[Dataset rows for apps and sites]
- - - -
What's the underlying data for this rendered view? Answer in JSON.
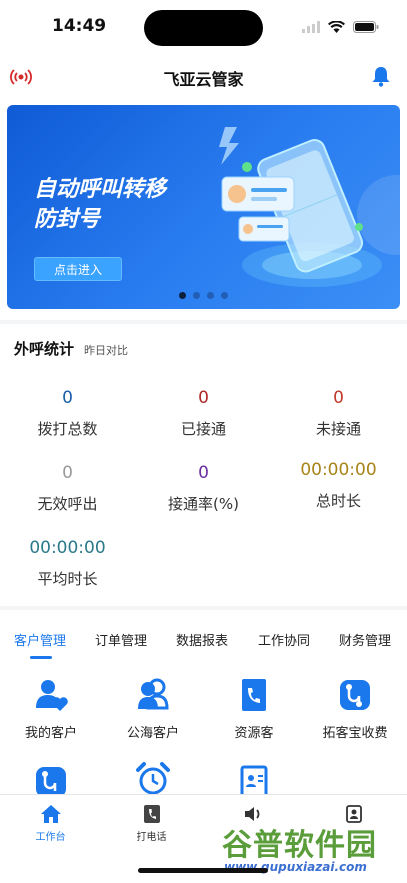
{
  "status_bar": {
    "time": "14:49"
  },
  "nav": {
    "title": "飞亚云管家",
    "left_icon": "broadcast-icon",
    "right_icon": "bell-icon"
  },
  "banner": {
    "headline_line1": "自动呼叫转移",
    "headline_line2": "防封号",
    "button_label": "点击进入",
    "pages": 4,
    "active_page": 1
  },
  "stats": {
    "title": "外呼统计",
    "subtitle": "昨日对比",
    "items": [
      {
        "value": "0",
        "label": "拨打总数",
        "color": "#1a5fa8"
      },
      {
        "value": "0",
        "label": "已接通",
        "color": "#b02a2a"
      },
      {
        "value": "0",
        "label": "未接通",
        "color": "#c0392b"
      },
      {
        "value": "0",
        "label": "无效呼出",
        "color": "#9a9a9a"
      },
      {
        "value": "0",
        "label": "接通率(%)",
        "color": "#6a2fa0"
      },
      {
        "value": "00:00:00",
        "label": "总时长",
        "color": "#a88418"
      },
      {
        "value": "00:00:00",
        "label": "平均时长",
        "color": "#2a7a8a"
      }
    ]
  },
  "tabs": {
    "items": [
      "客户管理",
      "订单管理",
      "数据报表",
      "工作协同",
      "财务管理"
    ],
    "active": 0,
    "accent": "#1b78ec"
  },
  "grid": [
    {
      "label": "我的客户",
      "icon": "customer-heart-icon"
    },
    {
      "label": "公海客户",
      "icon": "people-icon"
    },
    {
      "label": "资源客",
      "icon": "phone-book-icon"
    },
    {
      "label": "拓客宝收费",
      "icon": "route-icon"
    },
    {
      "label": "",
      "icon": "route-icon"
    },
    {
      "label": "",
      "icon": "alarm-clock-icon"
    },
    {
      "label": "",
      "icon": "contact-card-icon"
    }
  ],
  "bottom_tabs": [
    {
      "label": "工作台",
      "icon": "home-icon"
    },
    {
      "label": "打电话",
      "icon": "phone-icon"
    },
    {
      "label": "",
      "icon": "speaker-icon"
    },
    {
      "label": "",
      "icon": "user-icon"
    }
  ],
  "watermark": {
    "main": "谷普软件园",
    "url": "www.gupuxiazai.com"
  }
}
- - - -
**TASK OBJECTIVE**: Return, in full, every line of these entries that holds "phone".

**SOLUTION FOR THIS PROBLEM**:
      "icon": "phone-book-icon"
      "icon": "phone-icon"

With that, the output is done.